▶ **ACTIVITY**:
I need the number of lines in the listing below that contain "record", and only that number.

▶ **LISTED ENTRIES**:
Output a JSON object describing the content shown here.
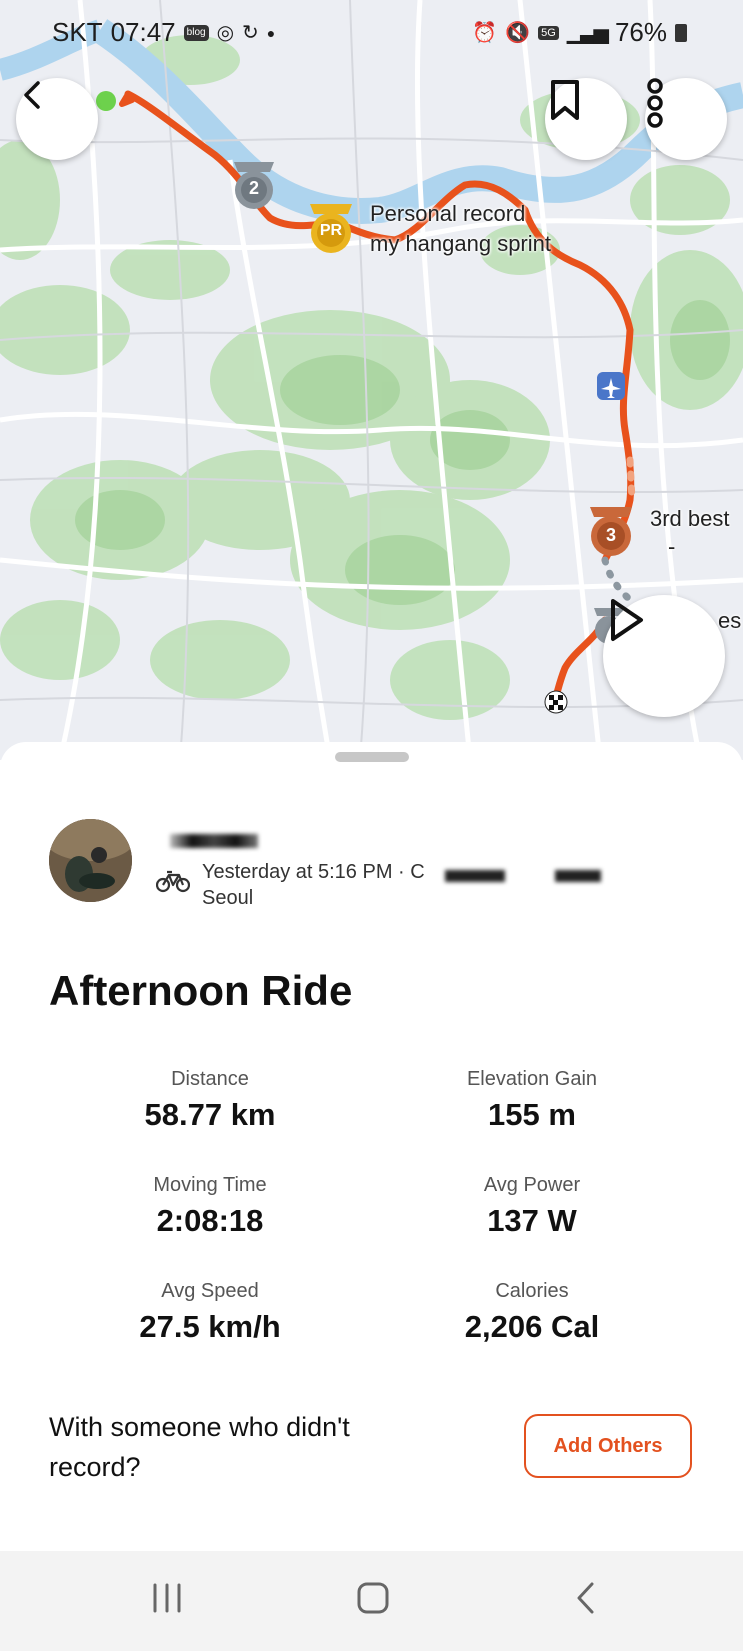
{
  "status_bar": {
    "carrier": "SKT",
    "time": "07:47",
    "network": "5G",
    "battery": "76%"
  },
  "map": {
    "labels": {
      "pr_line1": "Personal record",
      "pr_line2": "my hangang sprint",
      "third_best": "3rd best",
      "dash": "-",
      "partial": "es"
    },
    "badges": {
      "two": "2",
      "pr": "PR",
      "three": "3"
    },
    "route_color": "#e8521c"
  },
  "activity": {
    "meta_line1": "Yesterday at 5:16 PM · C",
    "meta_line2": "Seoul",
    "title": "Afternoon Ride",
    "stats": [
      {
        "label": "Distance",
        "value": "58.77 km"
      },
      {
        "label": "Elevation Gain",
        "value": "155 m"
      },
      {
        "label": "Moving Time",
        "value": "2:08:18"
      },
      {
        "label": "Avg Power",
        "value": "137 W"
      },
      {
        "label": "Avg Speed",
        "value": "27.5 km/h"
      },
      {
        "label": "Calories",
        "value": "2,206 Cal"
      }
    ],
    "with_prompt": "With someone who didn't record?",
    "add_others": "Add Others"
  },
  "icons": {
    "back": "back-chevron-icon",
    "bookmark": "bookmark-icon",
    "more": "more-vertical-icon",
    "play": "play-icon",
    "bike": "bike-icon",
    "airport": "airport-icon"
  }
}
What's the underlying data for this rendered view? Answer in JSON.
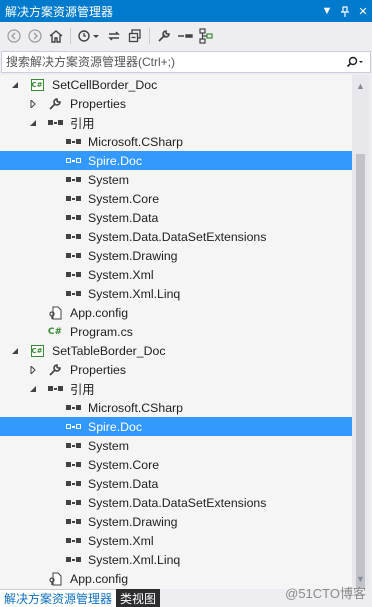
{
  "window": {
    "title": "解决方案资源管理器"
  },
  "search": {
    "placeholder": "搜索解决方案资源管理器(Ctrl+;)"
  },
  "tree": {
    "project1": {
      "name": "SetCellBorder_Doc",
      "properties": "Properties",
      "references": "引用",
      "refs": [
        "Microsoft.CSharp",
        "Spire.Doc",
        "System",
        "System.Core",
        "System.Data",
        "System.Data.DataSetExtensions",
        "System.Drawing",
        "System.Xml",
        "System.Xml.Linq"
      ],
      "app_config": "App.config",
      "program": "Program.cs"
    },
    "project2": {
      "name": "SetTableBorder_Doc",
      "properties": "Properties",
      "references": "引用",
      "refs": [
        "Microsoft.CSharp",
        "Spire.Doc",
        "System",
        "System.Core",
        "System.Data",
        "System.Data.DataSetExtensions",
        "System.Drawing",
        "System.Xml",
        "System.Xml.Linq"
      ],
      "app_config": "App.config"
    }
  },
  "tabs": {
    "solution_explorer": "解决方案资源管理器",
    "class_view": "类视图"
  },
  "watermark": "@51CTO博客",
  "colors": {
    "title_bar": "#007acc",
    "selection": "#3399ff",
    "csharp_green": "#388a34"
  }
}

▶ **ANSWER FOR THIS EXERCISE**:
2